The finance ministers and central bankers of leading nations yesterday began a four-day series of meetings to explore possibilities for additional international economic cooperation.
Netherlands Finance Minister H. Onno Ruding, who is chairman of both the Group of 10 industrial nations and the International Monetary Fund's policy-making Interim Committee, told reporters "it is unlikely there will be much consensus or progress" on international monetary reform issues.
He said there is less urgency on the question of stabilizing exchange rates, in part because the dollar has declined since last September when the nations known as the Group of Five decided to intervene to bring down the value of the dollar.
"And I just don't see support for target zones . . . which would require an enormous commitment of national reserves," he added. Under a target zone system -- advocated by France -- countries would agree to keep their exchange rates within a given range. He cited opposition to target zones from other European countries, Japan and the United States.
But Ruding predicted there will be growing support at later sessions this week for a new and more powerful "surveillance" role for the IMF, which would give it the authority to advise the United States and other major powers on their domestic economic policies.
In a communique' issued after a lengthy evening session, the G-10 supported the "need to strengthen surveillance," and asked the IMF to prepare a study on various indicators, including exchange rates, that the IMF might use in assessing individual countries' performance.
The G-10 also reiterated the central conclusion of its report on monetary reform presented at the annual meeting of the IMF and World Bank last year in Seoul. That endorsed retention of the floating rate system, but recommended improvements.
Meanwhile, Treasury Secretary James A. Baker III, Federal Reserve Board Chairman Paul A. Volcker and their counterparts from West Germany, Japan, France and Britain -- known as the Group of Five -- met secretly at the Treasury Department, and adjourned without an announcement.
In an effort to preserve a low profile for the G-5, officials would not even admit the meeting had taken place.
On the agenda of the secret meeting was a discussion of the impact on the global economy of falling oil prices and interest rates, and the question of when and how to transform the G-5 into a group of seven by adding Canada and Italy.
An Italian government representative, referring to the G-5 meeting at the Plaza Hotel in New York in September at which the small group decided on its own on joint intervention to depress the dollar, said, "We can't let that happen again."
Like other governments not involved in the decision, Canada and Italy were affected by the decision to intervene to boost nondollar currencies.

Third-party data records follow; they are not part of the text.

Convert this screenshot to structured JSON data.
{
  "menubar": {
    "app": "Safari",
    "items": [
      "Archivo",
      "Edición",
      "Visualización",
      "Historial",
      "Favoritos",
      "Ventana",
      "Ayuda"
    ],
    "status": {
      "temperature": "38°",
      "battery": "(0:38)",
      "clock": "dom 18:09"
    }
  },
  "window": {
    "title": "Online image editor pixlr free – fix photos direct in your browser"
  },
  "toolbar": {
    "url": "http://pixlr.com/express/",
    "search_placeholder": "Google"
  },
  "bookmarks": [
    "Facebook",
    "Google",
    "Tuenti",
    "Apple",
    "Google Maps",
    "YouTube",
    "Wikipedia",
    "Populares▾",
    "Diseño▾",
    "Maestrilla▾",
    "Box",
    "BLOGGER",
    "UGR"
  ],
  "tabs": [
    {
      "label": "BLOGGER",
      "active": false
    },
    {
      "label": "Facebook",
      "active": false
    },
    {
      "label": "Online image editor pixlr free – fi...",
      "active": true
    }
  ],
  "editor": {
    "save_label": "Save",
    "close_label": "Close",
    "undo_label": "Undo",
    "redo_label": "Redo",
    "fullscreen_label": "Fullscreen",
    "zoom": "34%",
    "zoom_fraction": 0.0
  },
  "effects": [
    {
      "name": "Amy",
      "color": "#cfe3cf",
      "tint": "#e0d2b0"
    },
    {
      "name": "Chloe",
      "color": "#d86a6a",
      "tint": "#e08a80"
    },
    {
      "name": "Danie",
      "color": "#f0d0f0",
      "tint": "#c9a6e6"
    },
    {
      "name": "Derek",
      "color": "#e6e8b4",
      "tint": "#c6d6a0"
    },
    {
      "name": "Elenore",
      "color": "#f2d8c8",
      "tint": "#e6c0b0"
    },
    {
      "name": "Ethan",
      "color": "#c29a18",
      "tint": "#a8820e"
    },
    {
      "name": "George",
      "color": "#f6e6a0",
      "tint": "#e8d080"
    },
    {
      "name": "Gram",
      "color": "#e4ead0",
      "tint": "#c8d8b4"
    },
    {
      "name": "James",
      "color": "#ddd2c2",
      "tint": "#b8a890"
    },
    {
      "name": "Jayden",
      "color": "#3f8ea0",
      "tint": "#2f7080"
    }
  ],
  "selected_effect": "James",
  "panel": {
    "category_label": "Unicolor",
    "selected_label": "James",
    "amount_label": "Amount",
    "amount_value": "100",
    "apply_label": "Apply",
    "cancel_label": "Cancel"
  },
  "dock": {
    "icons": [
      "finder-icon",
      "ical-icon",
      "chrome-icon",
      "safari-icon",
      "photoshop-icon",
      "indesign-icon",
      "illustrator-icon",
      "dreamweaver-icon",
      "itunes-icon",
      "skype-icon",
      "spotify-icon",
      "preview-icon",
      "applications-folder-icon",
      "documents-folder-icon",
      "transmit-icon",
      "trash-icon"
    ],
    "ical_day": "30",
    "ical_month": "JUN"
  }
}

West Germany and Britain object to including Canada and Italy in the G-5, fearing that expansion would dilute the "clubby" atmosphere in which sweeping decisions can be made. But President Reagan promised Canadian Prime Minister Brian Mulroney that he would support the move.
Later, Baker and the ministers from the four other G-5 countries joined the ministers from Canada, Italy, Sweden, Switzerland, Belgium and the Netherlands in the G-10 session.
Prior to last night's G-10 meeting, Ruding already had conferred with many of the other leading finance ministers, including Baker. He said the "the world economic outlook is certainly better" than it was last October at the annual meeting in Seoul.
He attributed the improvements largely to the sharp drop in oil prices, which he said "has had a favorable impact on industrial countries as well as Third World countries." He also said "the more balanced situation on exchange rates" and a drop in interest rates also contributed towards a solution of the Third World debt problem.
In contrast to Ruding's relative optimism on the global economy, the Group of 24, which represents Third World countries in the IMF, issued a communique that not only expressed "serious misgivings" over the world economic outlook, but singled out the collapse of oil prices as the main culprit.
The poorer nations said the oil-price decline will have an adverse impact on the ability of oil-exporting countries "to sustain development and meet debt-service payments." Ethiopian Finance Minister Tesfaye Dinka, chairman of the G-24, told reporters not only would Third World debtor countries that sell oil lose revenue, but the Organization of Petroleum Exporting Countries, which had extended aid to some poor countries, probably would have to reduce that assistance.
The G-24 also urged a new issue of at least $15 billion in the IMF's paper currency, special drawing rights, but Ruding said flatly that it doesn't have general support.